### EXERCISE AIM
Pull each line holding the word "Service" from the data.

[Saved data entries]
____

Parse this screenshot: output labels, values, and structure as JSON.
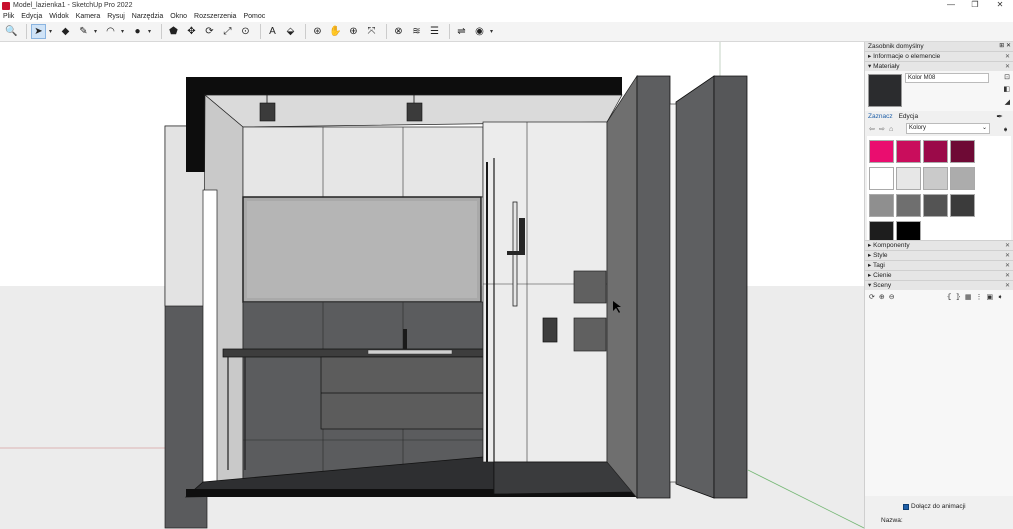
{
  "window": {
    "title": "Model_lazienka1 - SketchUp Pro 2022",
    "min": "—",
    "max": "❐",
    "close": "✕"
  },
  "menu": [
    "Plik",
    "Edycja",
    "Widok",
    "Kamera",
    "Rysuj",
    "Narzędzia",
    "Okno",
    "Rozszerzenia",
    "Pomoc"
  ],
  "toolbar": {
    "tools": [
      {
        "name": "search-icon",
        "glyph": "🔍"
      },
      {
        "name": "select-tool-icon",
        "glyph": "➤"
      },
      {
        "name": "eraser-icon",
        "glyph": "◆"
      },
      {
        "name": "pencil-icon",
        "glyph": "✎"
      },
      {
        "name": "arc-icon",
        "glyph": "◠"
      },
      {
        "name": "circle-shape-icon",
        "glyph": "●"
      },
      {
        "name": "push-pull-icon",
        "glyph": "⬟"
      },
      {
        "name": "move-icon",
        "glyph": "✥"
      },
      {
        "name": "rotate-icon",
        "glyph": "⟳"
      },
      {
        "name": "scale-icon",
        "glyph": "⤢"
      },
      {
        "name": "tape-measure-icon",
        "glyph": "⊙"
      },
      {
        "name": "text-icon",
        "glyph": "A"
      },
      {
        "name": "paint-bucket-icon",
        "glyph": "⬙"
      },
      {
        "name": "orbit-icon",
        "glyph": "⊛"
      },
      {
        "name": "pan-icon",
        "glyph": "✋"
      },
      {
        "name": "zoom-icon",
        "glyph": "⊕"
      },
      {
        "name": "zoom-extents-icon",
        "glyph": "⤧"
      },
      {
        "name": "warehouse-icon",
        "glyph": "⊗"
      },
      {
        "name": "extension-warehouse-icon",
        "glyph": "≋"
      },
      {
        "name": "layers-icon",
        "glyph": "☰"
      },
      {
        "name": "trimble-connect-icon",
        "glyph": "⇌"
      },
      {
        "name": "account-icon",
        "glyph": "◉"
      }
    ]
  },
  "tray": {
    "title": "Zasobnik domyślny",
    "entity_info": "Informacje o elemencie",
    "materials": "Materiały",
    "material_name": "Kolor M08",
    "tab_select": "Zaznacz",
    "tab_edit": "Edycja",
    "library": "Kolory",
    "panels": [
      "Komponenty",
      "Style",
      "Tagi",
      "Cienie",
      "Sceny"
    ],
    "add_to_animation": "Dołącz do animacji",
    "name_label": "Nazwa:"
  },
  "swatches": [
    "#ea0d6f",
    "#c90d5c",
    "#9b0a49",
    "#6e0a35",
    "#ffffff",
    "#e7e7e7",
    "#cacaca",
    "#acacac",
    "#8f8f8f",
    "#6f6f6f",
    "#545454",
    "#3b3b3b",
    "#1d1d1d",
    "#000000"
  ]
}
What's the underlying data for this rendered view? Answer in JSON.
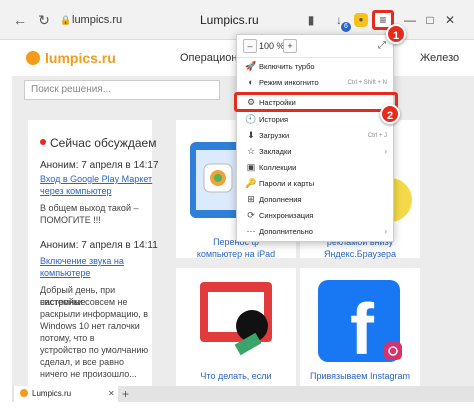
{
  "browser": {
    "address": "lumpics.ru",
    "page_title": "Lumpics.ru",
    "downloads_badge": "6",
    "tab_title": "Lumpics.ru"
  },
  "site": {
    "logo": "lumpics.ru",
    "nav": [
      "Операционные",
      "Железо"
    ],
    "search_placeholder": "Поиск решения...",
    "discuss_title": "Сейчас обсуждаем",
    "comments": [
      {
        "author": "Аноним: 7 апреля в 14:17",
        "link": [
          "Вход в Google Play Маркет",
          "через компьютер"
        ],
        "text": [
          "В общем выход такой –",
          "ПОМОГИТЕ !!!"
        ]
      },
      {
        "author": "Аноним: 7 апреля в 14:11",
        "link": [
          "Включение звука на",
          "компьютере"
        ],
        "text": [
          "Добрый день, при системные",
          "настройки совсем не",
          "раскрыли информацию, в",
          "Windows 10 нет галочки",
          "потому, что в",
          "устройство по умолчанию",
          "сделал, и все равно",
          "ничего не произошло..."
        ]
      }
    ],
    "articles": [
      {
        "caption": [
          "Перенос ф",
          "компьютер на iPad"
        ]
      },
      {
        "caption": [
          "",
          "рекламой внизу",
          "Яндекс.Браузера"
        ]
      },
      {
        "caption": [
          "Что делать, если",
          ""
        ]
      },
      {
        "caption": [
          "Привязываем Instagram",
          ""
        ]
      }
    ]
  },
  "menu": {
    "zoom": "100 %",
    "zoom_minus": "–",
    "zoom_plus": "+",
    "items": [
      {
        "label": "Включить турбо",
        "shortcut": "",
        "icon": "rocket-icon"
      },
      {
        "label": "Режим инкогнито",
        "shortcut": "Ctrl + Shift + N",
        "icon": "incognito-icon"
      },
      {
        "label": "Настройки",
        "shortcut": "",
        "icon": "gear-icon"
      },
      {
        "label": "История",
        "shortcut": "",
        "icon": "history-icon"
      },
      {
        "label": "Загрузки",
        "shortcut": "Ctrl + J",
        "icon": "download-icon"
      },
      {
        "label": "Закладки",
        "shortcut": "",
        "icon": "star-icon"
      },
      {
        "label": "Коллекции",
        "shortcut": "",
        "icon": "collections-icon"
      },
      {
        "label": "Пароли и карты",
        "shortcut": "",
        "icon": "key-icon"
      },
      {
        "label": "Дополнения",
        "shortcut": "",
        "icon": "puzzle-icon"
      },
      {
        "label": "Синхронизация",
        "shortcut": "",
        "icon": "sync-icon"
      },
      {
        "label": "Дополнительно",
        "shortcut": "",
        "icon": "more-icon"
      }
    ]
  },
  "callouts": [
    "1",
    "2"
  ],
  "colors": {
    "accent_red": "#e62b1e",
    "logo_orange": "#f49b1c",
    "link_blue": "#2a64c5"
  }
}
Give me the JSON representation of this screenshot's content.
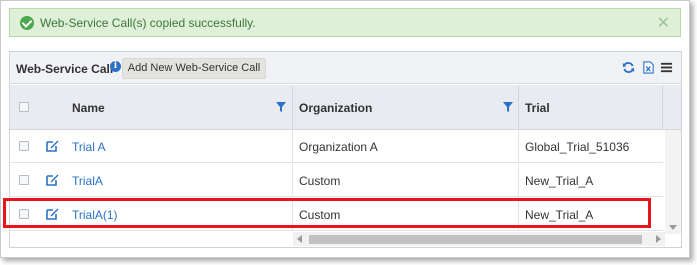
{
  "alert": {
    "message": "Web-Service Call(s) copied successfully.",
    "close_glyph": "✕",
    "icon": "check-circle-icon",
    "color": "#3c763d"
  },
  "toolbar": {
    "title": "Web-Service Call",
    "info_glyph": "i",
    "add_button_label": "Add New Web-Service Call",
    "icons": [
      "info-icon",
      "refresh-icon",
      "excel-export-icon",
      "menu-icon"
    ]
  },
  "grid": {
    "columns": [
      {
        "label": "Name",
        "filter": true
      },
      {
        "label": "Organization",
        "filter": true
      },
      {
        "label": "Trial",
        "filter": false
      }
    ],
    "rows": [
      {
        "name": "Trial A",
        "organization": "Organization A",
        "trial": "Global_Trial_51036"
      },
      {
        "name": "TrialA",
        "organization": "Custom",
        "trial": "New_Trial_A"
      },
      {
        "name": "TrialA(1)",
        "organization": "Custom",
        "trial": "New_Trial_A",
        "highlighted": true
      }
    ]
  },
  "colors": {
    "link": "#2a72c8",
    "highlight_border": "#e8131b",
    "success_bg": "#dff0d8"
  }
}
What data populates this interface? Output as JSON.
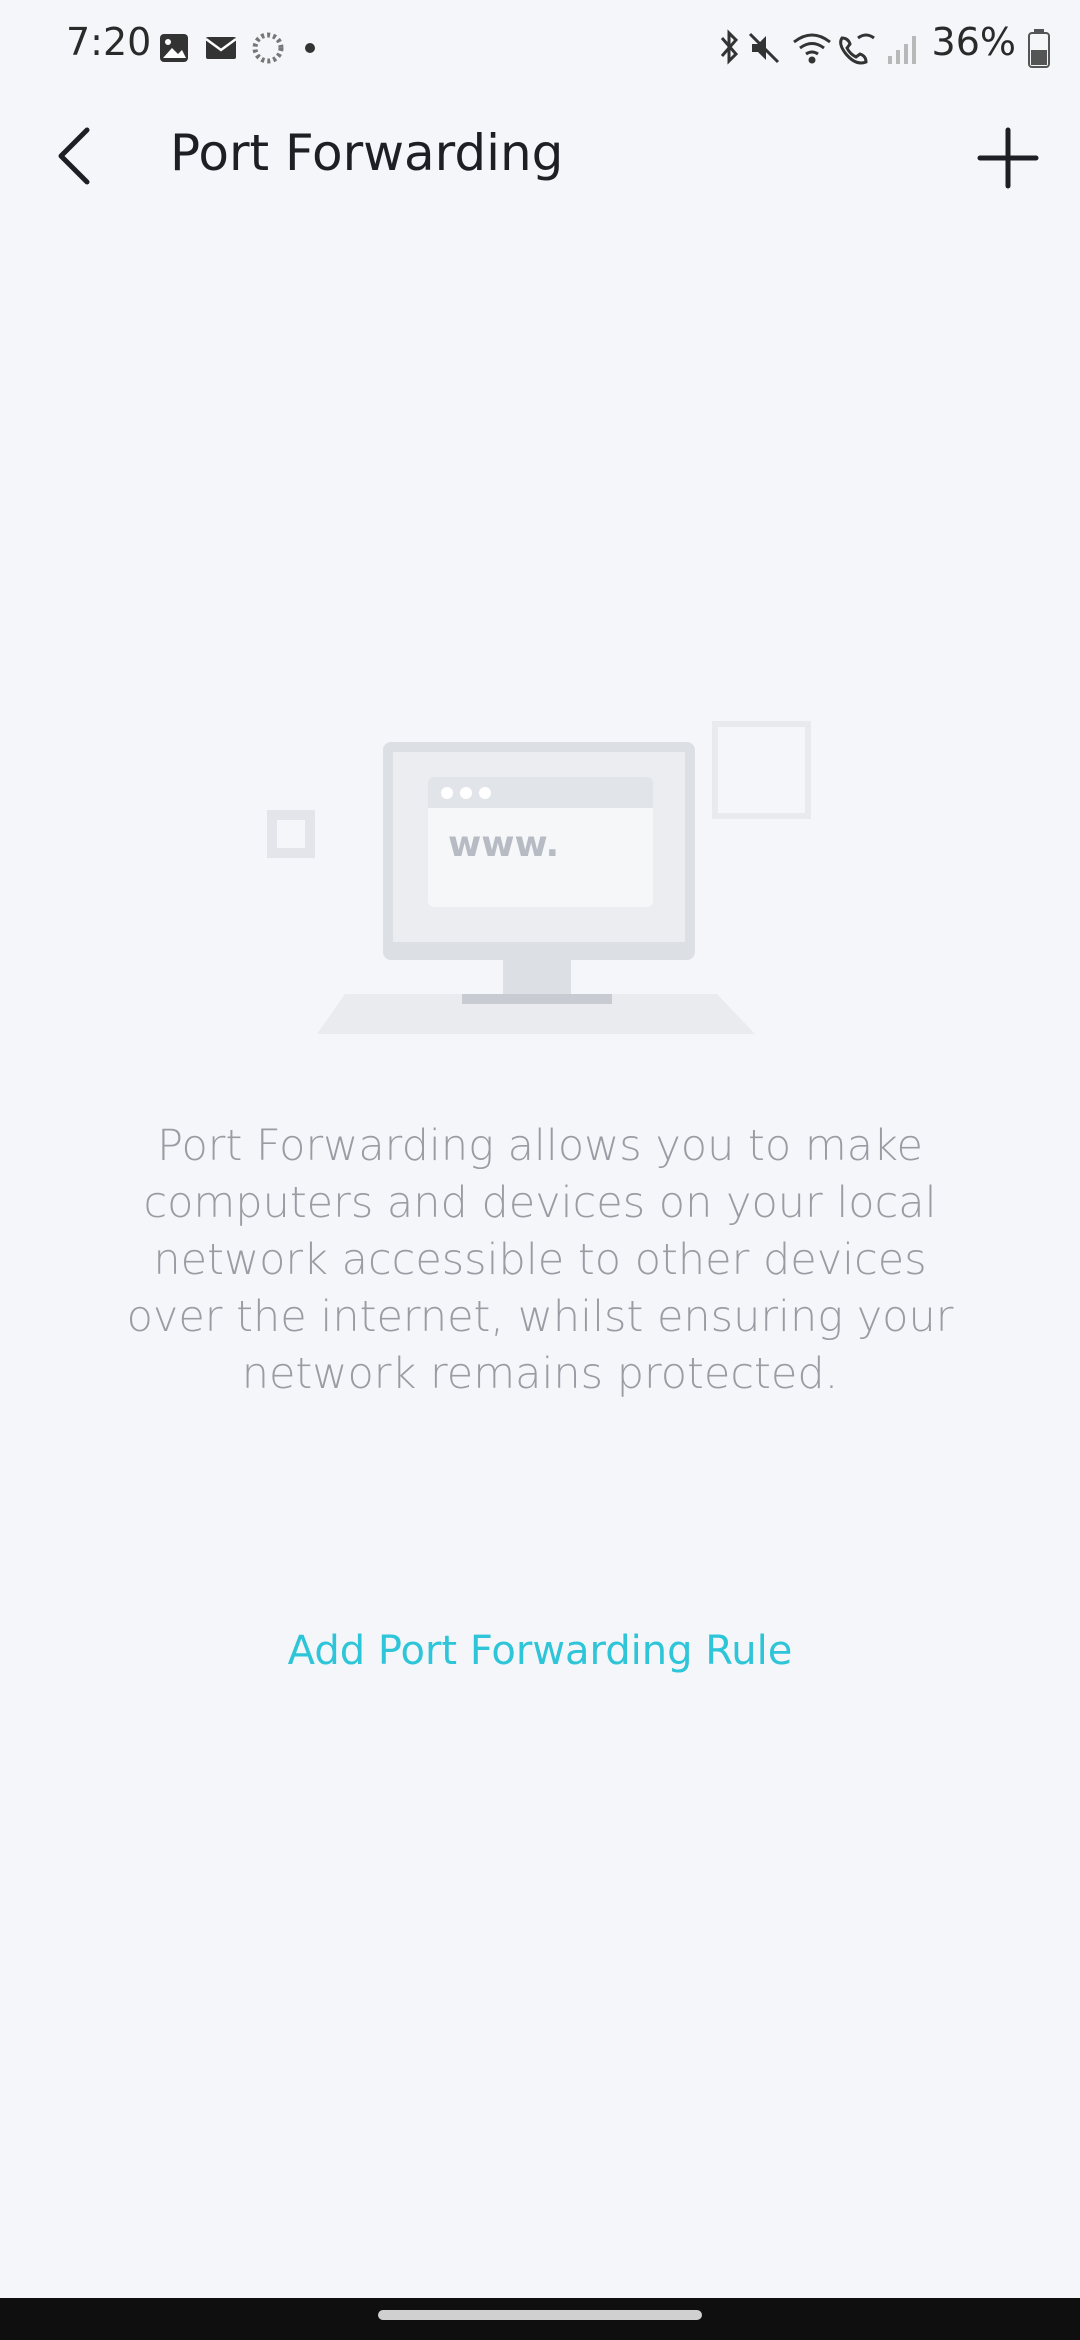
{
  "status_bar": {
    "time": "7:20",
    "battery_percent": "36%",
    "left_icons": [
      "gallery-icon",
      "mail-icon",
      "sync-icon",
      "dot-icon"
    ],
    "right_icons": [
      "bluetooth-icon",
      "mute-icon",
      "wifi-icon",
      "wifi-call-icon",
      "signal-icon",
      "battery-icon"
    ]
  },
  "header": {
    "title": "Port Forwarding",
    "back_icon": "chevron-left-icon",
    "add_icon": "plus-icon"
  },
  "empty_state": {
    "illustration_text": "www.",
    "description": "Port Forwarding allows you to make computers and devices on your local network accessible to other devices over the internet, whilst ensuring your network remains protected.",
    "action_label": "Add Port Forwarding Rule"
  },
  "colors": {
    "background": "#f5f6fa",
    "accent": "#2ec5d8",
    "title": "#1e1f24",
    "description": "#9a9ca3"
  }
}
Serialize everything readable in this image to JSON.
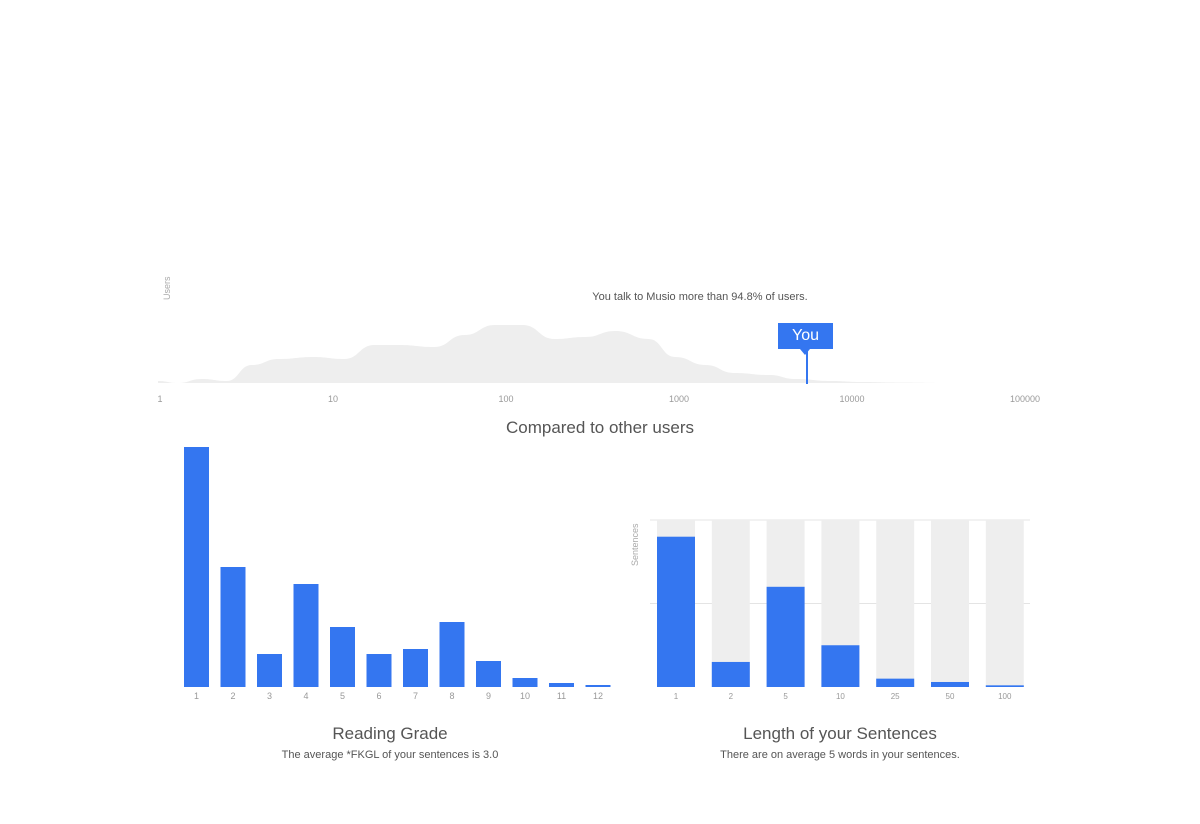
{
  "colors": {
    "accent": "#3476f0",
    "area": "#eeeeee",
    "track": "#eeeeee",
    "text": "#555555",
    "axis": "#999999"
  },
  "distribution": {
    "headline": "You talk to Musio more than 94.8% of users.",
    "ylabel": "Users",
    "you_label": "You",
    "x_ticks": [
      "1",
      "10",
      "100",
      "1000",
      "10000",
      "100000"
    ]
  },
  "section_title": "Compared to other users",
  "chart_data": [
    {
      "type": "area",
      "ylabel": "Users",
      "xscale": "log",
      "xlim": [
        1,
        100000
      ],
      "x": [
        1,
        1.3,
        1.8,
        2.5,
        3.5,
        5,
        8,
        12,
        18,
        25,
        40,
        60,
        90,
        130,
        200,
        300,
        450,
        700,
        1000,
        1500,
        2200,
        3500,
        5000,
        8000,
        12000,
        20000,
        40000,
        100000
      ],
      "values": [
        1,
        0,
        2,
        1,
        9,
        12,
        13,
        12,
        19,
        19,
        18,
        24,
        29,
        29,
        22,
        23,
        26,
        22,
        13,
        9,
        5,
        4,
        2,
        1,
        0.5,
        0.2,
        0,
        0
      ],
      "marker": {
        "label": "You",
        "x": 5500
      }
    },
    {
      "type": "bar",
      "title": "Reading Grade",
      "subtitle": "The average *FKGL of your sentences is 3.0",
      "categories": [
        "1",
        "2",
        "3",
        "4",
        "5",
        "6",
        "7",
        "8",
        "9",
        "10",
        "11",
        "12"
      ],
      "values": [
        240,
        120,
        33,
        103,
        60,
        33,
        38,
        65,
        26,
        9,
        4,
        2
      ],
      "ylim": [
        0,
        240
      ],
      "grid": false
    },
    {
      "type": "bar",
      "title": "Length of your Sentences",
      "subtitle": "There are on average 5 words in your sentences.",
      "ylabel": "Sentences",
      "categories": [
        "1",
        "2",
        "5",
        "10",
        "25",
        "50",
        "100"
      ],
      "values": [
        90,
        15,
        60,
        25,
        5,
        3,
        1
      ],
      "ylim": [
        0,
        100
      ],
      "grid": true
    }
  ]
}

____

### WRITTEN RESPONSE
    "message": "Web-Service Call(s) copied successfully.",
    "title": "Web-Service Call",
    "add_button_label": "Add New Web-Service Call",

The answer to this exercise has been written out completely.